intersect.z =  normal.z*dotp;
With this code, intersect will be the vector that points from the point of interest (x,y,z) towards the triangle. This value of intersect is perpendicular to the triangle, and its magnitude is the minimum distance to the plane of the triangle.
Since you're using this for collision detection, you should note that this code really just gives the minimum distance to the plane of the triangle and not really to the triangle itself. It is entirely possible, even likely, that your point of interest may still be very far away from the triangle. If the triangle is horizontal, then the point may be horizontally a 1000 units away, but only 50 units perpendicular to the triangle's plane. How to fix this easily? You may want to do an oriented bounding box check first, make sure the point is contained within the bounding box before checking the minimum distance. If the point falls outside the bounding box, skip the more detailed check.
I do apologize for the error. I just didn't review it carefully enough to begin with.

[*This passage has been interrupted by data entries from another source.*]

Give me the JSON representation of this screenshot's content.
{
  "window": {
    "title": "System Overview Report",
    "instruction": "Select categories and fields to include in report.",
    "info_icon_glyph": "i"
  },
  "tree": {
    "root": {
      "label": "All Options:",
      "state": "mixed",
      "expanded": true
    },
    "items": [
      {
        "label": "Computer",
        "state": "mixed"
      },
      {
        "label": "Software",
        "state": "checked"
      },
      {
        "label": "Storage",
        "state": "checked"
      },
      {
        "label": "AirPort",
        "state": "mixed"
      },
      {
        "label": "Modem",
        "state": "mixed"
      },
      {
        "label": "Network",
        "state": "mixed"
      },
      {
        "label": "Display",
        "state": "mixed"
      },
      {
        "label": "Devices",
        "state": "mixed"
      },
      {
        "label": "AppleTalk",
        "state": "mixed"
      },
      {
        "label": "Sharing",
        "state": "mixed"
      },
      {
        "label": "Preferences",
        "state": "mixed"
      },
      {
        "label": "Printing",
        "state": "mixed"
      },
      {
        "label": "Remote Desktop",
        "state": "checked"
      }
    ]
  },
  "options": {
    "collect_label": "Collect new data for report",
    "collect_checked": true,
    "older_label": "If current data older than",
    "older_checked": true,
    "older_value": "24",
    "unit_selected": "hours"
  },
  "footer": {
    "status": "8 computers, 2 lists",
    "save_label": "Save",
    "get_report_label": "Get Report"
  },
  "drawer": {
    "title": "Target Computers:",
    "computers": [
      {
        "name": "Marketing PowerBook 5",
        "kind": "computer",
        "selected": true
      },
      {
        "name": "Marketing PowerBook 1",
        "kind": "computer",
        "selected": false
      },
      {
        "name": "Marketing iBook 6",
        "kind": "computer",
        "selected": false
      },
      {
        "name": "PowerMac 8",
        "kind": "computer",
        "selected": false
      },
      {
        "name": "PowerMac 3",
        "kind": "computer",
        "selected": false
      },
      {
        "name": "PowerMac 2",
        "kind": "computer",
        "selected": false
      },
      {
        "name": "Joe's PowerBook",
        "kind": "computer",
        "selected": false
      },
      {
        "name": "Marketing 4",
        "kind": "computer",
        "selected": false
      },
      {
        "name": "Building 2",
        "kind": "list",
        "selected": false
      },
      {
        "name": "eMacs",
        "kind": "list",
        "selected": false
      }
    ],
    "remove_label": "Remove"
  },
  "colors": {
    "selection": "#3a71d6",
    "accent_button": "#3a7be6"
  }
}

Edited by  grhodes_at_work on July 13, 2001 1:26:24 PM
#13 Moderators  Reputation: 1365
Posted 13 July 2001  06:49 AM
Yes, using these quickanddirty techniques to detect collisions will often result in erroneous detections. But we often have to do approximate checks just to do it fast enough. And its often good enough for games. The bounding box check is a very nice way to avoid doing detailed checks that aren''t necessary.
If you''re interested in very precise collision detection (at a cost of CPU usage) then you might want to look into triangletotriangle intersection techniques. There is a *lot* of work done at the University of North Carolina at Chapel Hill on this (although their implementations are not considered robust by many folks in the game industry). Here is a link to their work:
http://www.cs.unc.edu/~geom/projects.shtml
See the second block of projects, "Collision Detection/Proximity Queries." For noncommercial use, you should be able to download code, or at least binaries.
Graham Rhodes
Senior Scientist
Applied Research Associates, Inc.
If you''re interested in very precise collision detection (at a cost of CPU usage) then you might want to look into triangletotriangle intersection techniques. There is a *lot* of work done at the University of North Carolina at Chapel Hill on this (although their implementations are not considered robust by many folks in the game industry). Here is a link to their work:
http://www.cs.unc.edu/~geom/projects.shtml
See the second block of projects, "Collision Detection/Proximity Queries." For noncommercial use, you should be able to download code, or at least binaries.
Graham Rhodes
Senior Scientist
Applied Research Associates, Inc.